 Philippe Roussin and Sebastian Veg, ‘Literature and Democratic Public Spaces’, conference prospectus, November 2013. All subsequent references in the main text.
 Jacques Derrida, On the Name, ed. Thomas Dutoit, Stanford, Stanford University Press, 1995, 28. The English version of ‘Passions’, which originally appeared in French in 1993, was translated by David Wood.
 Jean-Paul Sartre, What is Literature?, trans. Bernard Frechtman, London, Routledge, 2001, 229. This English translation first appeared in 1950, two years after the French original.
 I discuss the details of this decision more fully in The Literature Police: Apartheid Censorship and its Cultural Consequences, Oxford, Oxford University Press, 2009, 211-16.
 See Rae Langton, Sexual Solipsism, Oxford, Oxford University Press, 2009, 5 and passim.
 Anton Harber, ‘South Africa: Clash of the Booker titans’, UK Guardian online, 28 May 2013. A former editor of the Weekly Mail, Harber offers the only full account of Coetzee’s speech. All subsequent references to this article are indicated in the main text.
 For his further reflections, see The Literature Police, 214-15.
 All quotations from the constitution come from The Literature Police, 205.
 Derrida, On the Name, 28.
This post is a slightly revised version of ‘Quelle littérature?
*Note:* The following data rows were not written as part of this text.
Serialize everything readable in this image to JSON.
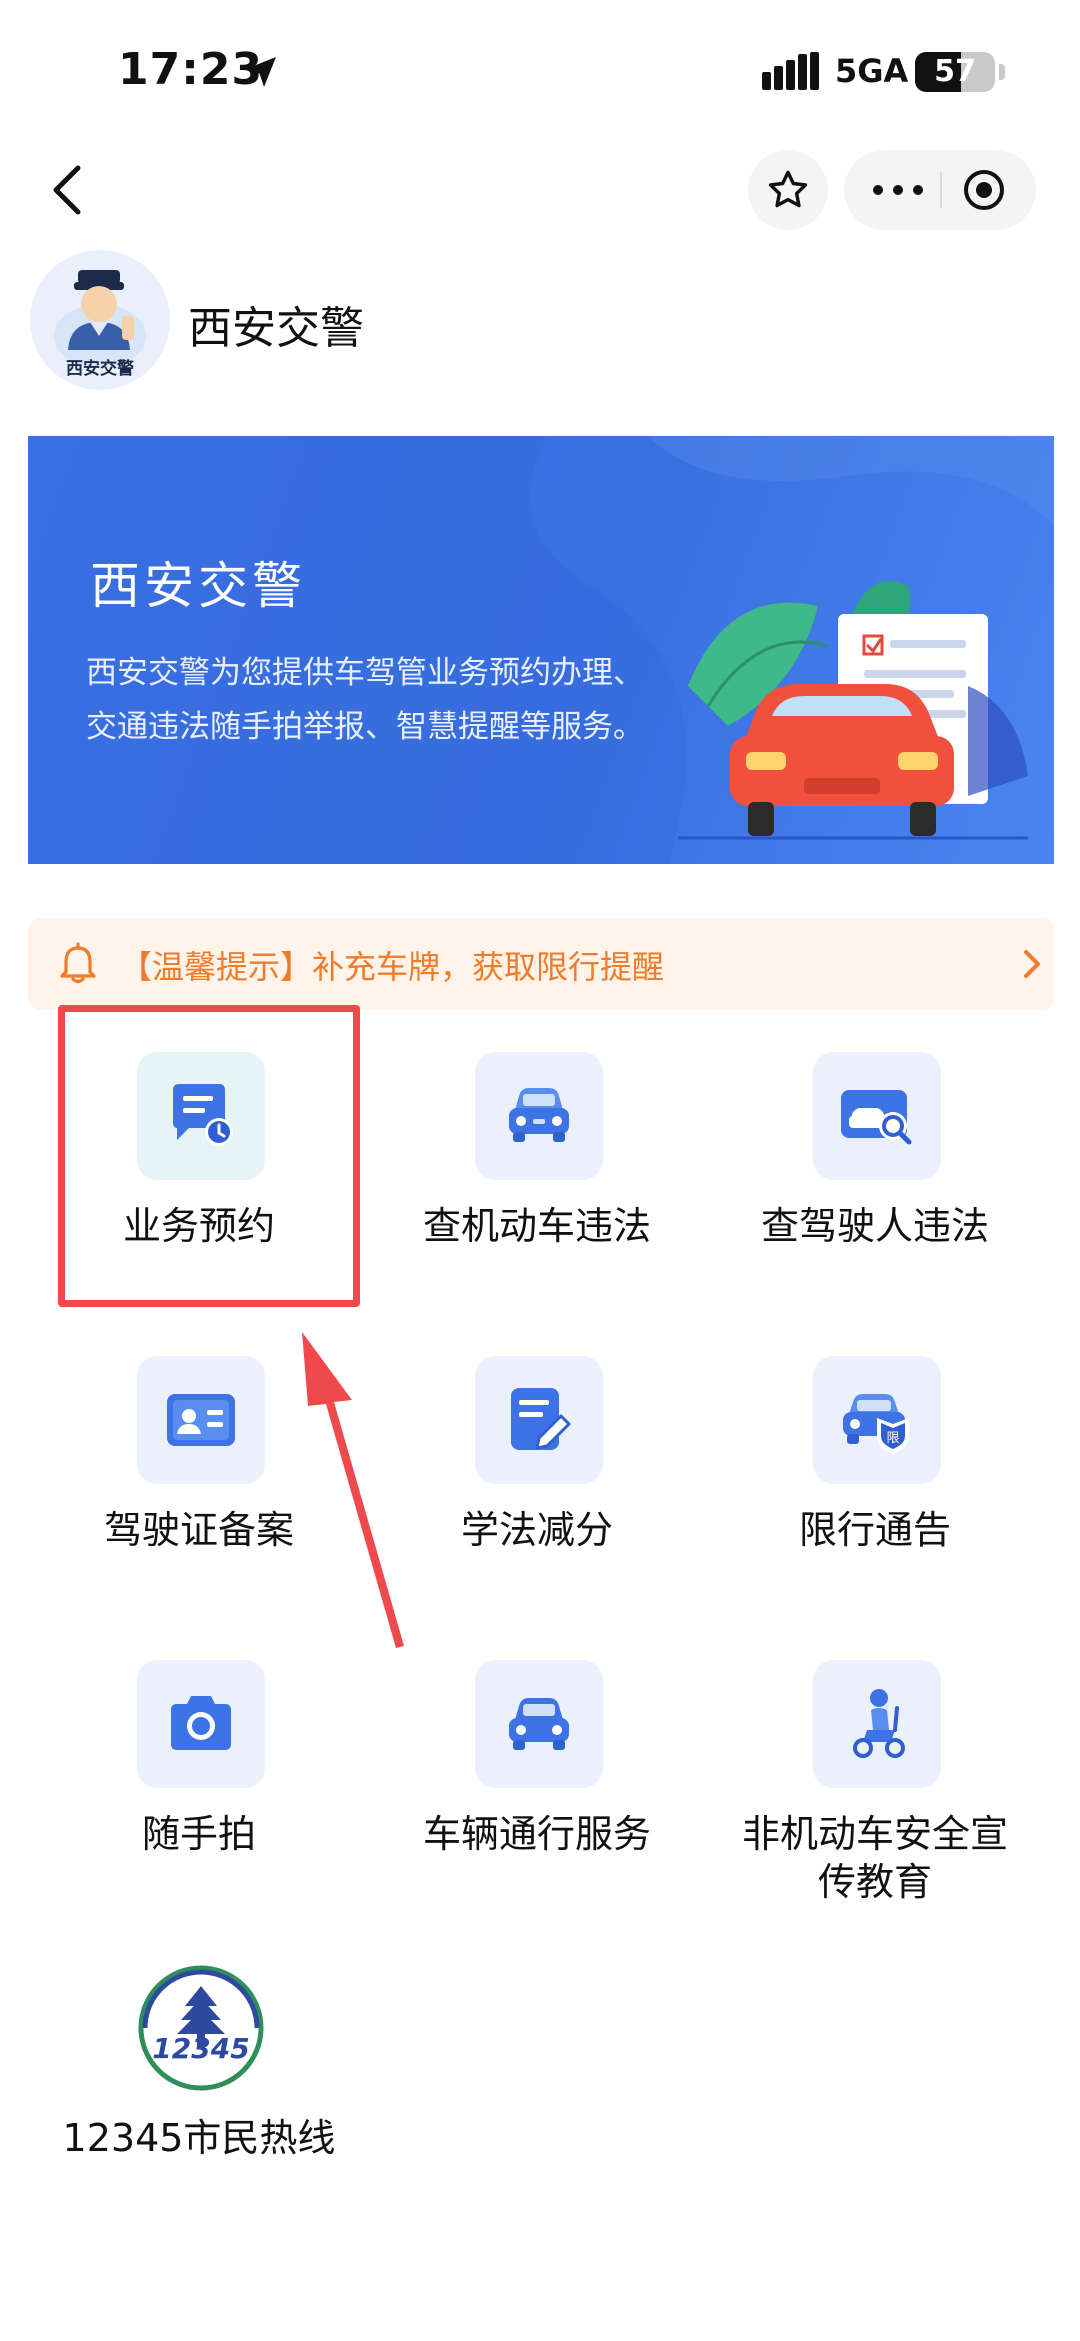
{
  "status_bar": {
    "time": "17:23",
    "network": "5GA",
    "battery_level": "57",
    "battery_fraction": 0.57
  },
  "nav": {
    "back_icon": "chevron-left-icon",
    "star_icon": "star-outline-icon",
    "more_icon": "more-dots-icon",
    "close_icon": "target-circle-icon"
  },
  "app": {
    "name": "西安交警",
    "logo_text": "西安交警"
  },
  "banner": {
    "title": "西安交警",
    "description": "西安交警为您提供车驾管业务预约办理、交通违法随手拍举报、智慧提醒等服务。"
  },
  "notice": {
    "text": "【温馨提示】补充车牌，获取限行提醒"
  },
  "services": [
    {
      "label": "业务预约",
      "icon": "appointment-chat-clock-icon"
    },
    {
      "label": "查机动车违法",
      "icon": "car-front-icon"
    },
    {
      "label": "查驾驶人违法",
      "icon": "driver-search-icon"
    },
    {
      "label": "驾驶证备案",
      "icon": "license-card-icon"
    },
    {
      "label": "学法减分",
      "icon": "study-edit-icon"
    },
    {
      "label": "限行通告",
      "icon": "car-restriction-icon"
    },
    {
      "label": "随手拍",
      "icon": "camera-icon"
    },
    {
      "label": "车辆通行服务",
      "icon": "car-pass-icon"
    },
    {
      "label": "非机动车安全宣传教育",
      "icon": "scooter-rider-icon"
    },
    {
      "label": "12345市民热线",
      "icon": "hotline-12345-logo"
    }
  ],
  "colors": {
    "accent_blue": "#3d73e4",
    "notice_orange": "#f07b2a",
    "highlight_red": "#ee4a4c"
  }
}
Quelle démocratie? Quel espace public?’, Communications, 99 (2016), 123-31.